Dear Liz: In the past, we’d heard that a bank account could be protected from creditors, U.S. Bankruptcy Court and other government authorities if it were set up to receive only Social Security funds.
For several years, we thought we had such an account, but now the bank denies that such protection is possible. We’re not facing any lawsuits or other problems, but we do wish to protect this money in the event of a catastrophe.
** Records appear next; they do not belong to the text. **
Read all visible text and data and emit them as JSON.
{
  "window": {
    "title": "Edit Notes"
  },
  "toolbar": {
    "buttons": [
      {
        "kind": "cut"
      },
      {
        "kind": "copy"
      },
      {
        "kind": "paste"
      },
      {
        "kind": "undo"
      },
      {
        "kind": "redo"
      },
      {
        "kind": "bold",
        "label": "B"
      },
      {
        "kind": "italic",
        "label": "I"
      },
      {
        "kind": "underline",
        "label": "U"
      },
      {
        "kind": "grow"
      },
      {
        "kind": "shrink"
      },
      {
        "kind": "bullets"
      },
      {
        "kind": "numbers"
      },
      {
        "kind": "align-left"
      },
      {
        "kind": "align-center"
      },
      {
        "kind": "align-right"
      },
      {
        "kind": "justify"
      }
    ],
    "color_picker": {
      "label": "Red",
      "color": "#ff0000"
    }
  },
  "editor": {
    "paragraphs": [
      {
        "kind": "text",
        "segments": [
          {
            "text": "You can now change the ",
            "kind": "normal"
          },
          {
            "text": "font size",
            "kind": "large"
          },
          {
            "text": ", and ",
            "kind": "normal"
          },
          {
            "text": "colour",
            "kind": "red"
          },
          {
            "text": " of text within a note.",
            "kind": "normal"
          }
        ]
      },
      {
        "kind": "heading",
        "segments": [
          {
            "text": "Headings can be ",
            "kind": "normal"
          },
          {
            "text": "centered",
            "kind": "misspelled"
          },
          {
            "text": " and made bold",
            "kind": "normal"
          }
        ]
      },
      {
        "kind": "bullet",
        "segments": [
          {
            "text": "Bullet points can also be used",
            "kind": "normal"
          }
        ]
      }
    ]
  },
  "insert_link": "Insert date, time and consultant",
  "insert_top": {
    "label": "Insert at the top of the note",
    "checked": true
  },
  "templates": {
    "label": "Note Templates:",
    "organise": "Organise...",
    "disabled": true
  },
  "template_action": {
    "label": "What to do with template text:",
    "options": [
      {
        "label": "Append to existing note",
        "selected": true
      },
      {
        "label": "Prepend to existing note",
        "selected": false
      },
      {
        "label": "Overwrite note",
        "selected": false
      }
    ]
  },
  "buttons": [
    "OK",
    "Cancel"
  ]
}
Could you discuss this issue?
Answer: You can protect your Social Security income from most creditors, but it’s up to you not the bank to take the proper steps, said Lowell Kepke, a Social Security Administration spokesman.
“Banks generally will not have any special kind of account just for Social Security payments,” Kepke said. “It is up to the customer to maintain the account with only Social Security deposits.”
Specifically, you have to arrange for Social Security to electronically deposit your checks into the account and make sure you don’t mingle that money with other kinds of payments or deposits.
Social Security benefits are generally protected against garnishment, levy or bankruptcy proceedings as long as money is “still identifiable as Social Security benefits in a bank account where the only payments into the account are from direct deposit,” Kepke said.
There are some exceptions to the creditor protection, Kepke notes:
- The Internal Revenue Service can seize an account to collect unpaid federal taxes.
- The account can be garnisheed to enforce child support or alimony obligations.
- The state can be reimbursed for interim assistance to Supplemental Security Income recipients. (SSI is the Social Security disability program.)
Also, the protection may not prevent a creditor from trying to raid your account it just provides a remedy in case such an attempt is made.
If a creditor gets a judgment against you in court, for example, and asks the bank to freeze your account, you may have to contact the creditor’s attorney to get the funds released. Your bank statements showing Social Security as the only source of funds in the account should be proof that the account is protected. If the attorney balks, though, you may have to go to court to reverse the freeze.
Given what’s at stake, you may want an attorney’s help if you should ever face the catastrophe you fear. Your local bar association can provide referrals.